The question at issue here is: at what age a legal system should regard a person as responsible for actions that break the law? The UN’s highest authorities on the interpretation of the International Covenant on Civil and Political Rights and the Convention on the Rights of the Child are clear: Australia’s minimum age is too low and must be raised to at least 12 years in all jurisdictions.
Childhood is when we are most open to learning and to remedial intervention. Prison is the least helpful response we can make to children who have problematic behaviour. No-one benefits from putting vulnerable children at risk of added harm and trauma.
The good news is children have huge potential for healing and rehabilitation, with the right interventions.
Prison should be a last resort, not a default option
Another significant problem in Australia’s youth detention system is that a very high proportion of the children there are on remand – as high as 90%. That is, we are imprisoning children who have not been convicted or sentenced, but who are awaiting trial.
“Young people in there unsentenced, not knowing what their future is, in itself creates a very volatile environment. Often they are not able to access programs that sentenced children and young people are getting, so they are really just hanging out. It’s not a healthy environment.”
If we did not treat them as criminally responsible – but rather took a welfare approach to diagnosing and responding to the causes of their behaviour – children on remand would not be in prison at all.
Alternatives that work

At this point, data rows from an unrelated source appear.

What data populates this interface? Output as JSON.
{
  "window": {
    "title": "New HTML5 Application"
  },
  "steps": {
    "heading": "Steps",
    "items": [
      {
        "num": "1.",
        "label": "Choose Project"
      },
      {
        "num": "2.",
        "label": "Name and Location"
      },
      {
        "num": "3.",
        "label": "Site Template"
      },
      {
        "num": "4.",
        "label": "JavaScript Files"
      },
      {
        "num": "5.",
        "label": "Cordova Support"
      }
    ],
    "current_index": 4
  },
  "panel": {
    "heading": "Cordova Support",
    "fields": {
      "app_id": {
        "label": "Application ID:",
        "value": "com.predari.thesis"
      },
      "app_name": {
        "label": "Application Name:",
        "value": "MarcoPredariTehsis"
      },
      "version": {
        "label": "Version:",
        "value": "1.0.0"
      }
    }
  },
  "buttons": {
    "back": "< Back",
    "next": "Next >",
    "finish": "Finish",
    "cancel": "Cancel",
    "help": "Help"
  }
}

Across the political spectrum and across the world, people are realising “incarceration doesn't work. It’s expensive, we don’t get the outcomes we want, and it doesn’t make for a safer community,” notes Cath Neville of Jesuit Social Services, who has studied the evidence behind the Missouri Model and approaches to youth justice in Europe.
That is, 4 out of 5 of their young people who get in trouble with the law never offend again.
That’s what we want for our children and our communities. It cannot be achieved with a ‘tough on crime’ response that criminalises children without regard for their rights or welfare or the care and services they need to address the causes of their offending.
“In Norway, correctional staff must have 2 years training where they learn how to keep the place secure and keep people safe, but they also study human rights and ethics and culture and child development …”
Back in Australia, things could not be more urgent, given in the Northern Territory our children and young people are incarcerated at the highest rate anywhere in the world. We await the findings of the Northern Territory Royal Commission into the Protection and Detention of Children, due next week.
All Australian governments should seize this moment to raise the age of criminal responsibility to at least 12, significantly reduce in the number of children in our prisons and build an evidence-based, therapeutic response to children and young people at risk.